The kicker is that those four or so bottles of whiskey are bunched in around 400 bottles of vodkas and liqueurs. I’m sorry but you just don’t need that much vodka. You’re paying for the name not the taste (or lack there of). Nine times out of ten that vodka’s going into a cocktail where you can’t tell if it’s Grey Goose or Smirnoff. Show me someone who can and I’ll show you a liar. “But I drink my vodka straight and I can tell the difference.” No you can’t. At best you can sort them into three groups: Premium, mid-tier, and crap. If I line you up with a blind tasting of Grey Goose, Belvedere, Ulitmat, and Stolichnaya and tell you to pick Belvedere out of that group you’ll probably be right…25% of the time.

Why am I harping on this? Because whiskey isn’t like vodka, they all taste different. However, we live in a vodka world. It’s cheaper for the bar to buy and they sell those cocktails for the same price as a quality dram. And the endless herds of Trendy Wendys buy them by the gallons. Buy cheap, sell high, vodka wins every time.

So what can we do about this you say? Say something. Ask the bartender why they don’t stock more whiskies. Tell the manager that you love the food but you’d like to see more whiskies on the bar menu. Mention to the owner what a rising tide there is in the interest of quality whiskies and that they could really capitalize on that with just a little more variety. Make your voice heard. Eventually, if enough of us say something we might start seeing a bottle of Macallan or Rittenhouse.

-Richard

Keeping an open mind…

This being my first blog (both for Whisk(e)y Apostle (and in general).  I thought that the topic should be relatively important. There are a lot of things I could go on about but what I really want to address is an issue that I’ve seen for years and continue to see. It’s something that affects both the seasoned whisky devotee and the neophyte alike…open mindedness. I can’t tell you the number of times I’ve seen someone snub their nose at one drink or another because of perceived inferiority. Irish whiskey, bourbon, blended scotch, and Canadian whisky come up most often but I don’t think any drink is immune to this phenomenon.
This usually manifests in one of the following ways:

1. “The flavors aren’t as pronounced” – B.S.

There are a multitude of flavors in every type of whisky if you’re just open minded enough to give them a chance. The flavors can be very different from type to type and within types, but that discovery is half the fun. Don’t let anyone tell you a blended scotch is bland. A good blended scotch can be a symphony of layered flavors in the hands of a good blender. You’ll only know if you try it for yourself.

2. “They aren’t made as well” – B.S.

It takes just as much work to make bourbon as it does to make good single malt and it takes more work on the back end to make a quality blend.

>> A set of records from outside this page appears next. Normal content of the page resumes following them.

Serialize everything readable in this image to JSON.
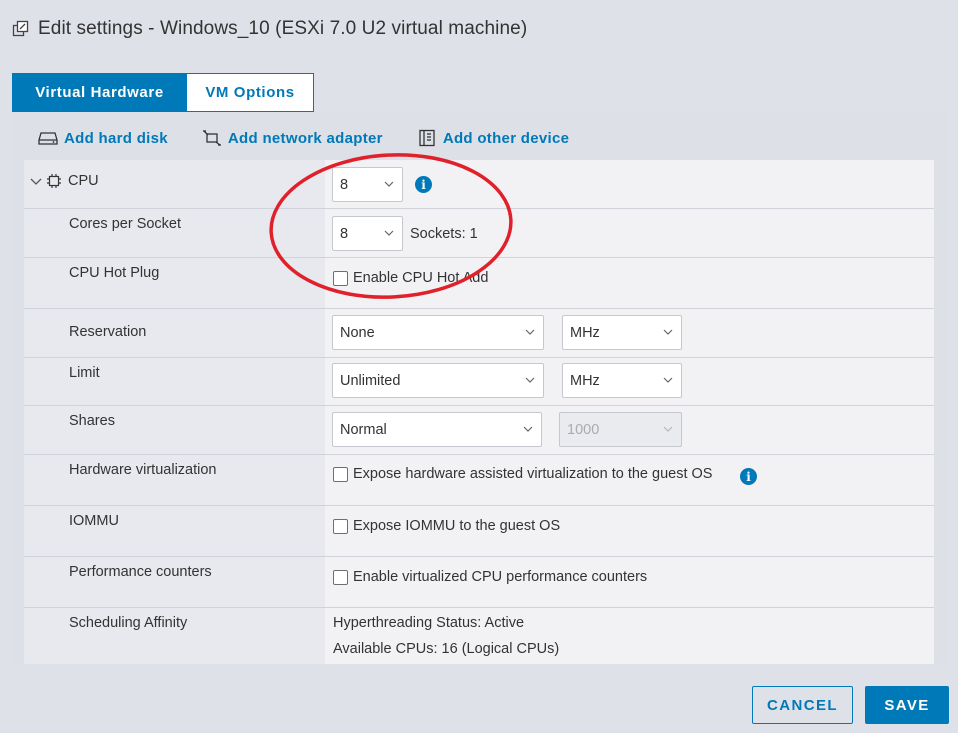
{
  "dialog": {
    "title": "Edit settings - Windows_10 (ESXi 7.0 U2 virtual machine)",
    "title_icon": "edit-settings-icon"
  },
  "tabs": [
    {
      "label": "Virtual Hardware",
      "active": true
    },
    {
      "label": "VM Options",
      "active": false
    }
  ],
  "actions": {
    "add_hard_disk": "Add hard disk",
    "add_network_adapter": "Add network adapter",
    "add_other_device": "Add other device"
  },
  "cpu": {
    "section_label": "CPU",
    "cpu_count": "8",
    "cores_per_socket_label": "Cores per Socket",
    "cores_per_socket": "8",
    "sockets_text": "Sockets: 1",
    "hot_plug_label": "CPU Hot Plug",
    "hot_plug_checkbox": "Enable CPU Hot Add",
    "hot_plug_checked": false,
    "reservation_label": "Reservation",
    "reservation_value": "None",
    "reservation_unit": "MHz",
    "limit_label": "Limit",
    "limit_value": "Unlimited",
    "limit_unit": "MHz",
    "shares_label": "Shares",
    "shares_value": "Normal",
    "shares_number": "1000",
    "hw_virt_label": "Hardware virtualization",
    "hw_virt_checkbox": "Expose hardware assisted virtualization to the guest OS",
    "hw_virt_checked": false,
    "iommu_label": "IOMMU",
    "iommu_checkbox": "Expose IOMMU to the guest OS",
    "iommu_checked": false,
    "perf_label": "Performance counters",
    "perf_checkbox": "Enable virtualized CPU performance counters",
    "perf_checked": false,
    "affinity_label": "Scheduling Affinity",
    "hyperthreading_status": "Hyperthreading Status: Active",
    "available_cpus": "Available CPUs: 16 (Logical CPUs)"
  },
  "footer": {
    "cancel_label": "CANCEL",
    "save_label": "SAVE"
  },
  "colors": {
    "accent": "#0079b8",
    "annotation": "#e0202a"
  }
}
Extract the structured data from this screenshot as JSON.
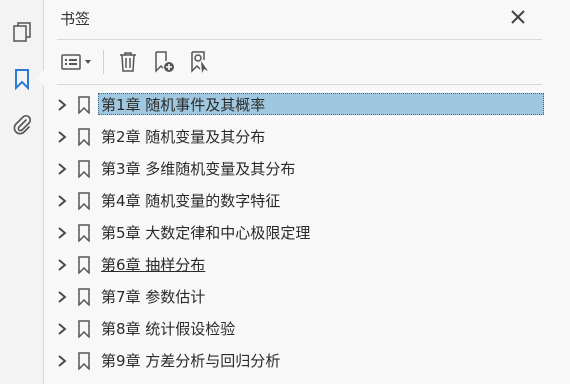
{
  "panel": {
    "title": "书签"
  },
  "rail": {
    "items": [
      "pages-icon",
      "bookmark-icon",
      "attachment-icon"
    ]
  },
  "toolbar": {
    "items": [
      "options-icon",
      "delete-icon",
      "new-bookmark-icon",
      "new-bookmark-from-structure-icon"
    ]
  },
  "bookmarks": [
    {
      "label": "第1章  随机事件及其概率"
    },
    {
      "label": "第2章  随机变量及其分布"
    },
    {
      "label": "第3章  多维随机变量及其分布"
    },
    {
      "label": "第4章  随机变量的数字特征"
    },
    {
      "label": "第5章  大数定律和中心极限定理"
    },
    {
      "label": "第6章  抽样分布"
    },
    {
      "label": "第7章  参数估计"
    },
    {
      "label": "第8章  统计假设检验"
    },
    {
      "label": "第9章  方差分析与回归分析"
    }
  ],
  "selected_index": 0,
  "hovered_index": 5,
  "colors": {
    "selection": "#9fc7df",
    "active_icon": "#2a7bd4"
  }
}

All the men and women who make whisky, whatever the variety put just a much time and sweat (not literally) into their product as anyone else. Don’t sell their hard work short without at least giving it a taste.

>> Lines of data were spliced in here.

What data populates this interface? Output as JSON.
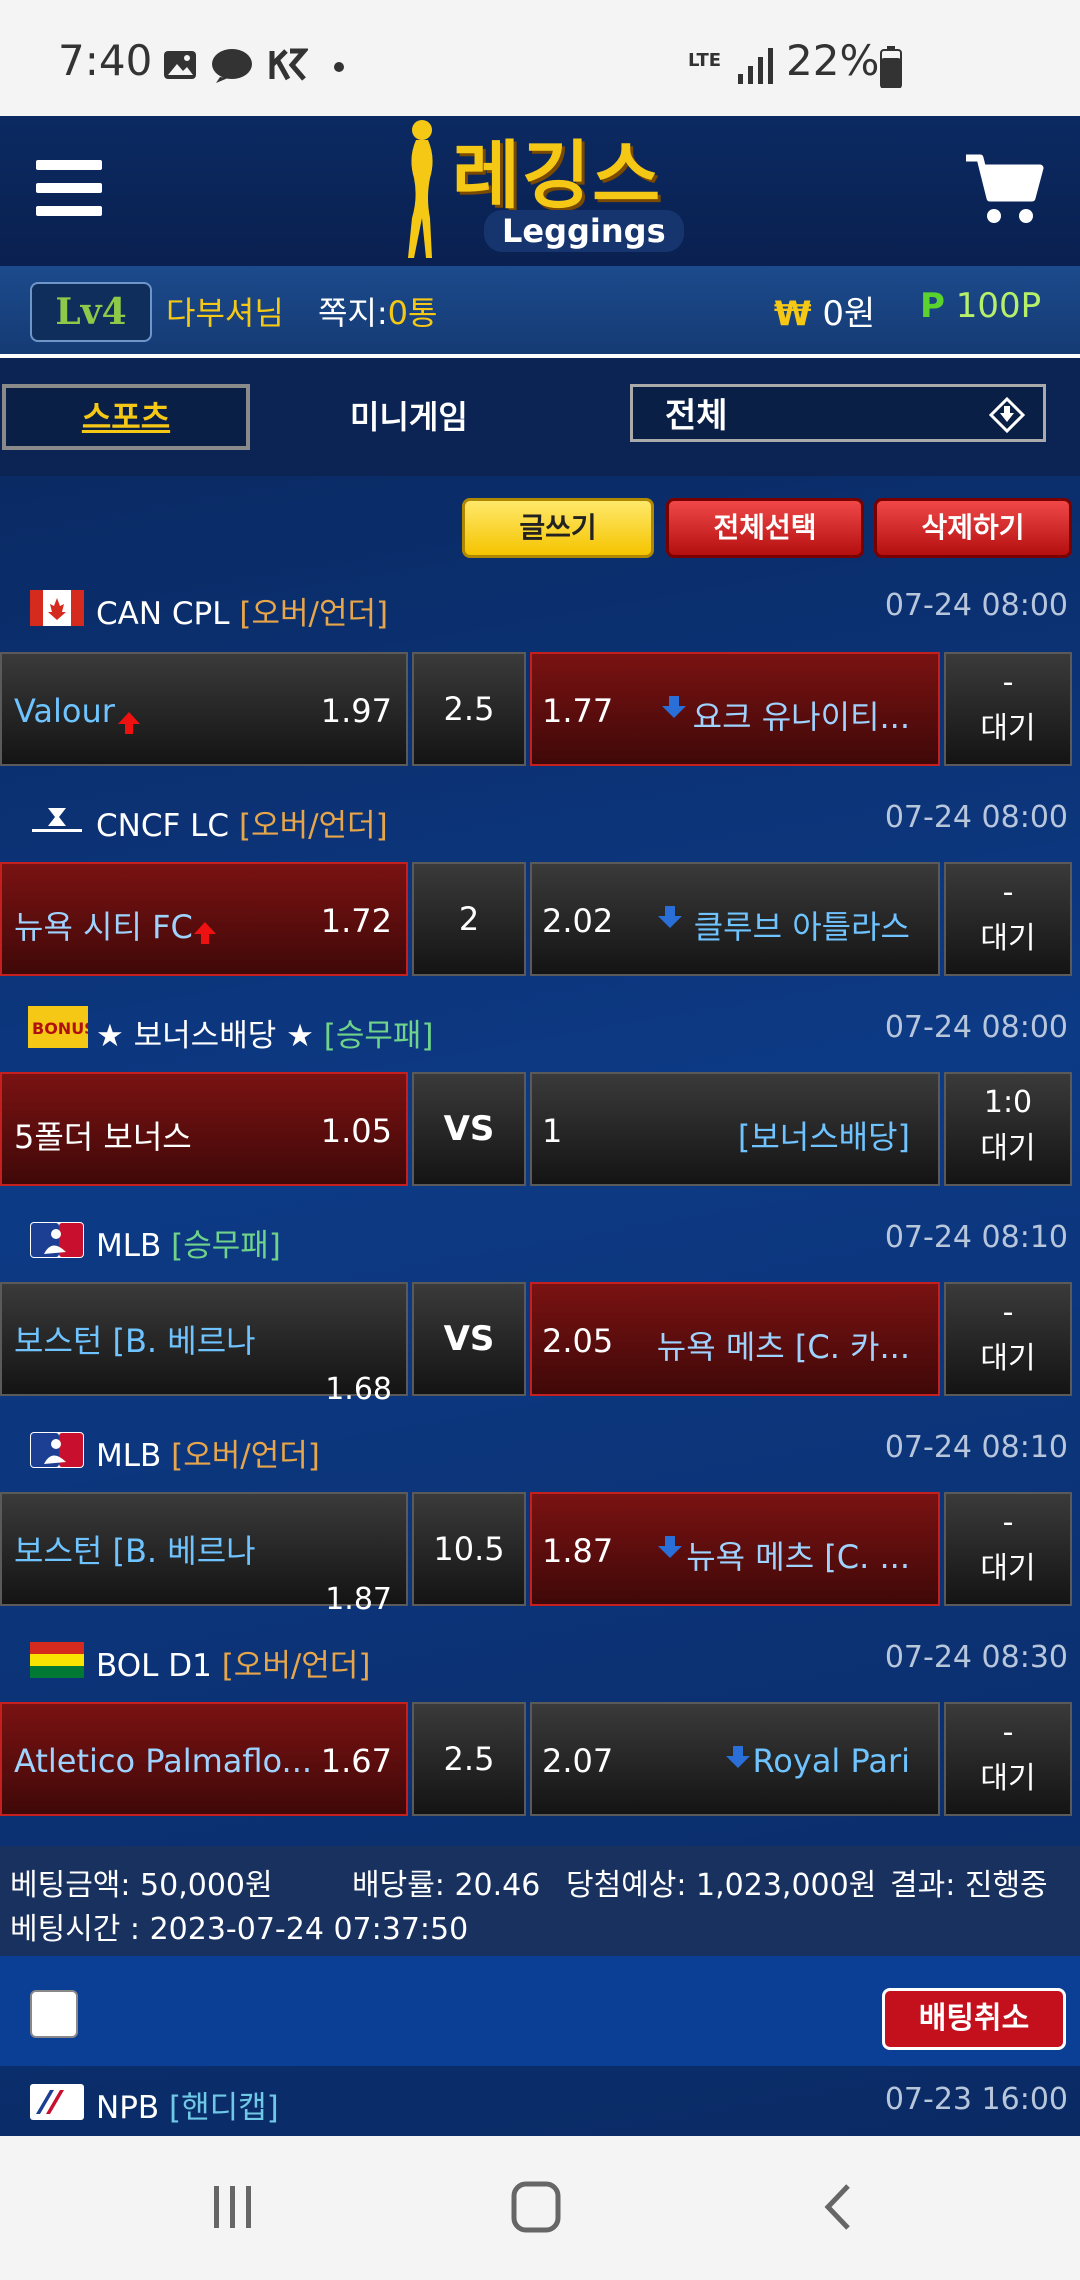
{
  "status_bar": {
    "time": "7:40",
    "network": "LTE",
    "battery": "22%"
  },
  "header": {
    "logo_text": "레깅스",
    "logo_sub": "Leggings"
  },
  "user": {
    "level_label": "Lv4",
    "name": "다부셔님",
    "notes_label": "쪽지:",
    "notes_count": "0통",
    "money_symbol": "₩",
    "money": "0원",
    "point_symbol": "P",
    "points": "100P"
  },
  "tabs": {
    "sports": "스포츠",
    "minigame": "미니게임",
    "filter_value": "전체"
  },
  "actions": {
    "write": "글쓰기",
    "select_all": "전체선택",
    "delete": "삭제하기"
  },
  "bets": [
    {
      "league": "CAN CPL",
      "type": "[오버/언더]",
      "time": "07-24 08:00",
      "home": "Valour",
      "home_odds": "1.97",
      "line": "2.5",
      "away_odds": "1.77",
      "away": "요크 유나이티...",
      "status_top": "-",
      "status": "대기"
    },
    {
      "league": "CNCF LC",
      "type": "[오버/언더]",
      "time": "07-24 08:00",
      "home": "뉴욕 시티 FC",
      "home_odds": "1.72",
      "line": "2",
      "away_odds": "2.02",
      "away": "클루브 아틀라스",
      "status_top": "-",
      "status": "대기"
    },
    {
      "league": "★ 보너스배당 ★",
      "type": "[승무패]",
      "time": "07-24 08:00",
      "home": "5폴더 보너스",
      "home_odds": "1.05",
      "line": "VS",
      "away_odds": "1",
      "away": "[보너스배당]",
      "status_top": "1:0",
      "status": "대기"
    },
    {
      "league": "MLB",
      "type": "[승무패]",
      "time": "07-24 08:10",
      "home": "보스턴 [B. 베르나",
      "home_odds": "1.68",
      "line": "VS",
      "away_odds": "2.05",
      "away": "뉴욕 메츠 [C. 카...",
      "status_top": "-",
      "status": "대기"
    },
    {
      "league": "MLB",
      "type": "[오버/언더]",
      "time": "07-24 08:10",
      "home": "보스턴 [B. 베르나",
      "home_odds": "1.87",
      "line": "10.5",
      "away_odds": "1.87",
      "away": "뉴욕 메츠 [C. ...",
      "status_top": "-",
      "status": "대기"
    },
    {
      "league": "BOL D1",
      "type": "[오버/언더]",
      "time": "07-24 08:30",
      "home": "Atletico Palmaflo...",
      "home_odds": "1.67",
      "line": "2.5",
      "away_odds": "2.07",
      "away": "Royal Pari",
      "status_top": "-",
      "status": "대기"
    }
  ],
  "summary": {
    "bet_amount": "베팅금액: 50,000원",
    "odds": "배당률: 20.46",
    "expected": "당첨예상: 1,023,000원",
    "result": "결과: 진행중",
    "bet_time": "베팅시간 : 2023-07-24 07:37:50",
    "cancel_label": "배팅취소"
  },
  "next": {
    "league": "NPB",
    "type": "[핸디캡]",
    "time": "07-23 16:00"
  },
  "colors": {
    "accent_yellow": "#f5c816",
    "red_selected": "#7a1212",
    "team_blue": "#6fc3ff"
  }
}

3. “That type of whisky doesn’t taste very good” – B.S.

Have you tried them all? No. Is every iteration of a particular type of whisky good? No. But there are plenty of good ones out there and if you dismiss a category based on one or two bad drams then you’re really missing out.

4. “I just don’t like them” – Fine, I’ll give you this one.

Taste is a personal thing. You don’t have to like every thing. Different strokes for different folks.

Whenever I’m conversing with someone and they make one of these statements my response is to ask “Why?” This usually elicits a quizzical look. I follow up with “why do think blended scotch/bourbon is inferior to single malts?” We’ll go back and forth and if I can convince them to just give it a try 4 out of 5 times they’re very surprised.

My point in all of this? Taste it. Try it. Experience it. Don’t dismiss a whisky without deciding for yourself. Matt and I have had quite a few drams, both together and apart. Do we agree on all of them? No. Is that okay? Yes. Try as many different whiskies as you can and make up your own mind. Whisky, like life is definitely about the journey, not the destination.

-Richard